Ah, homemade bread. There’s really nothing quite like it.
Slathered with fresh butter, or homemade jams, or honey, it’s the ultimate comfort food. I love making all different types of bread from honey wheat, to sourdough and also this amazing French bread.
Bread was so important, that back in the 1700’s, a Frenchman was said to eat 3 pounds a day.
If bread supplies ran short, or the quality was bad, riots resulted. There were even changes in the very language that reflected bread’s importance, the English phrase of: “to be the bread-winner” was made common to flaunt their victories over French territories. It truly was the “bread of life’. During the Middle Ages, breadmaking was primarily done at home, but more and more, people took their dough to be baked at a local bakery. This was done with a wood-fired oven, and using long handled paddles to move the bread in and out of the oven. True “French bread” has only 4 ingredients, yeast, flour, salt and water.
This recipe is truly great for the homestead, as it requires little ingredients to be stored.
The kneading techniques traditionally used with this is what brought about a great flavor and rise. Today, I use a stand mixer to get the same results. If you want “authentic”, you will need to knead the dough for 7-10 minutes in order to develop the gluten and get a fluffy loaf. All you need to make a loaf of wonderful bread:
Dissolve the yeast in 1 cup warm water.
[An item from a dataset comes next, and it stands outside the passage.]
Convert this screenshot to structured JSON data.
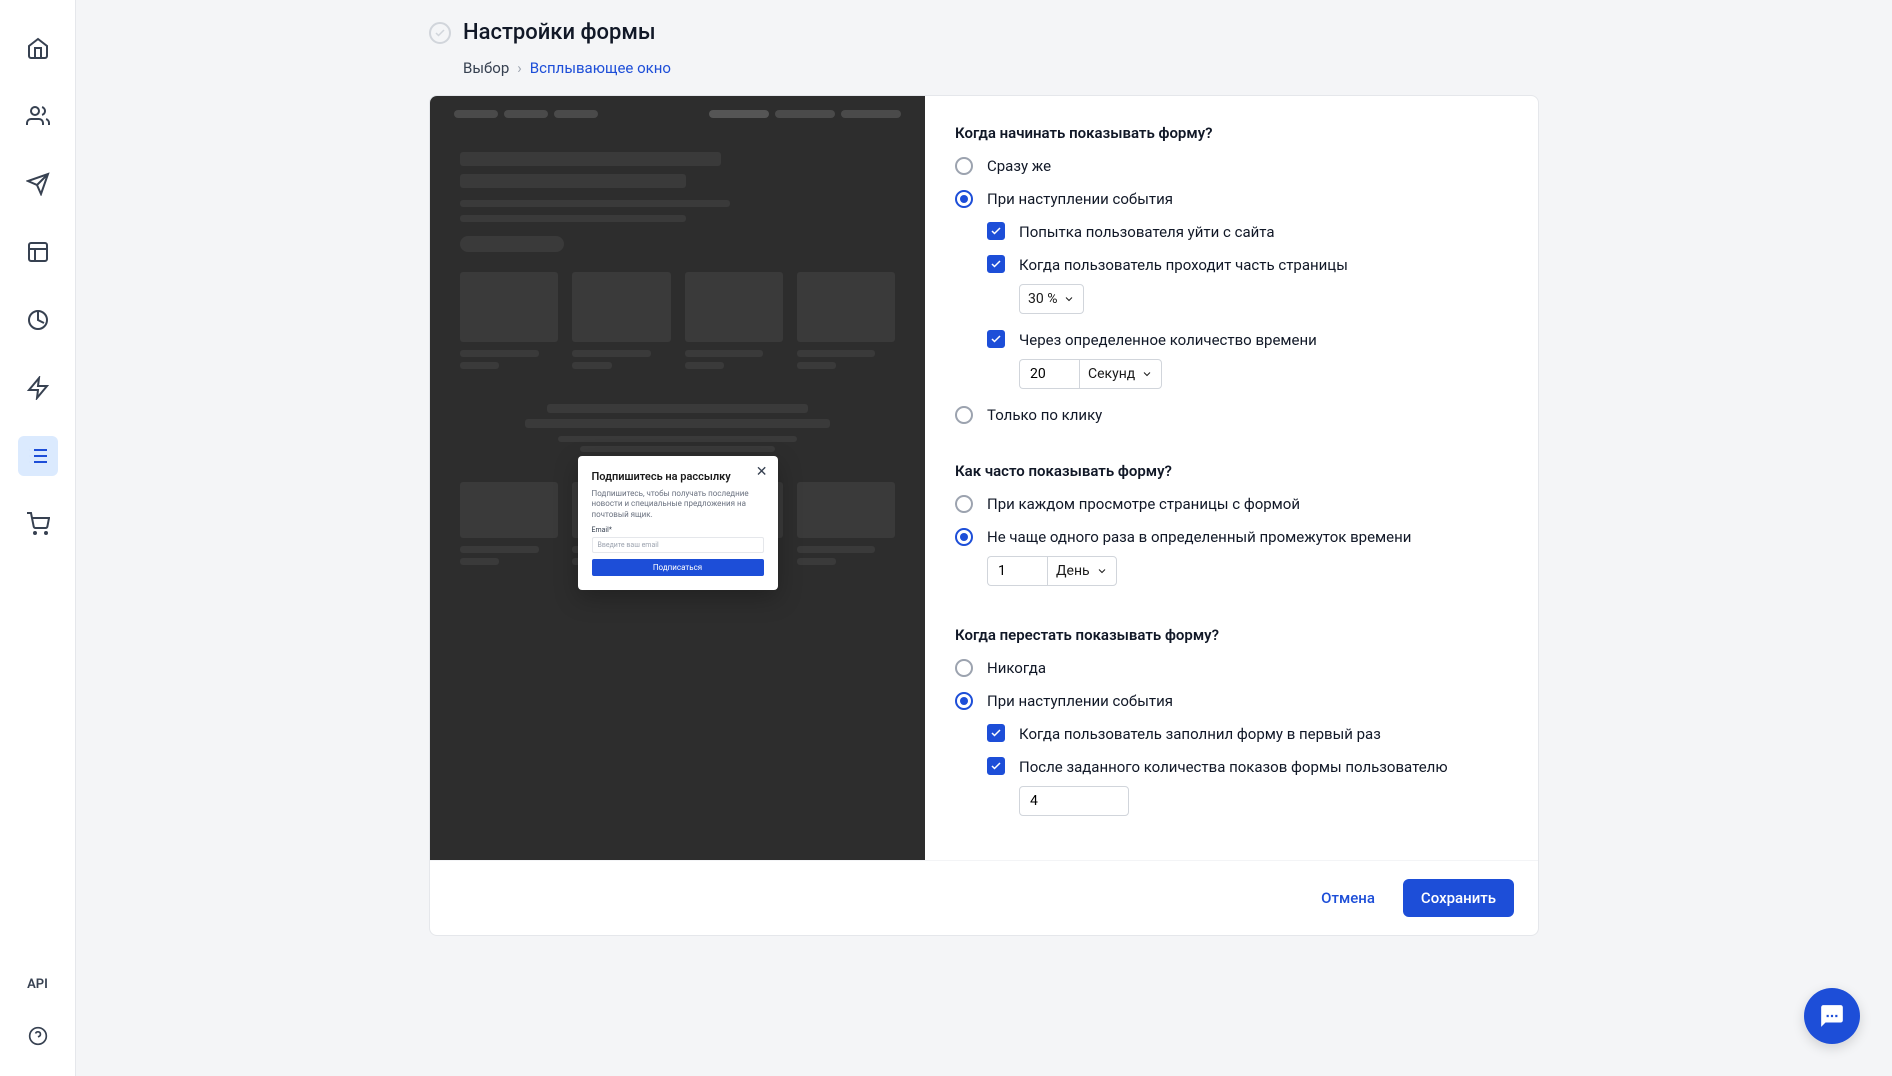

Add the melted butter and stir. Add the salt to the flour, and add in 1/2 cup increments while mixing. Knead by hand or mixer for about 10 minutes. Let rise in a warm place until doubled, about an hour. Punch down, and shape into loaf, and using a sharp knife, slice carefully down the middle of the loaf, about 1/4″ down. I sprinkle the bottom of the baking sheet with a bit of cornmeal to help keep it from sticking, as well as add an interesting crunchy factor. Allow to rise 30 more minutes and bake in oven at 350 degrees for 30 minutes. You will want to put the bread in a cold oven, set the temp, and then the timer. As the oven warms, it gives the yeast a bit of help rising and this is called “spring”.